February 2, 2010

Emloyment-3rd Circuit Rules That Helicopter Pilots Are Entitled To Overtime Pay

In Pignataro v. Port Authority of New York and New Jersey, Nos. 08-3605 / 08-3825 (3rd Circuit 2010), the Court faced the issue of whether helicopter pilots of the New York and New Jersey Port Authority are exempt, as "professional employees", from the overtime pay requirements of the Fair Labor Standards Act (the "FLSA").

In analyzing this issue, the Court noted that, because the alleged FLSA violation-the classification of the pilots as exempt employees- occurred prior to the Department of Labor's revision of the FLSA regulations in 2004, the Court would apply the pre-2004 version of the regulations. However, the Court indicated that it would likely reach the same results under the current regulations.

As to whether the helicopter pilots are exempt "professional employees", and thus not entitled to overtime pay, the Court said that this exemption applies to an employee who is determined to be a member of the "learned professions", as defined by the FLSA regulations (at 29 C.F.R. §§ 541.3 and 541.301). Under those regulations, this determination is based on, among other things, on the employee's duties. The employee's primary duties must consist of work requiring knowledge of an advanced type in a field of science or learning customarily acquired by a prolonged course of specialized intellectual instruction and study. This is distinguished from knowledge obtained from a general academic education, an apprenticeship, or training in the performance of routine mental, manual, or physical processes.

The Court found that the qualifications needed to be a helicopter pilot, at least at the New York and New Jersey Port Authority, did not involve the type of knowledge or instruction and study required by the regulations. The instruction for the helicopter pilots took place mostly in the air, and involved passing certain practical and written tests, and otherwise consisted of experience and supervised training. This instruction did not include any specialized intellectual study in the classroom or result in the receipt of an academic degree.
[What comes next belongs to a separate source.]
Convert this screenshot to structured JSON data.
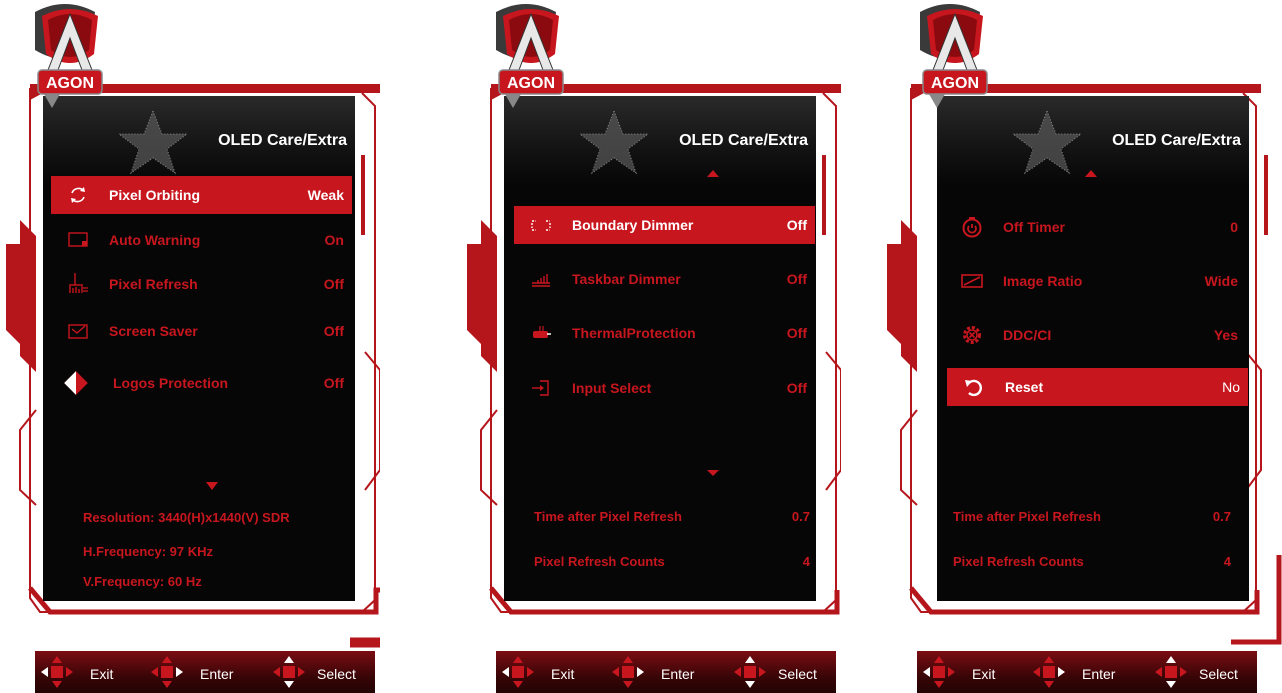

The Court concluded that the helicopter pilots did not qualify as "learned professionals" (or "professional employees'), and were therefore entitled to overtime pay under the FLSA.

Comment: Apparently, sophisticated technical skills acquired through rigorous experience-such as the skills needed by a helicopter pilot -is not a substitute for classroom study when it comes to being treated as a member of the "learned professions" for purposes of the FLSA.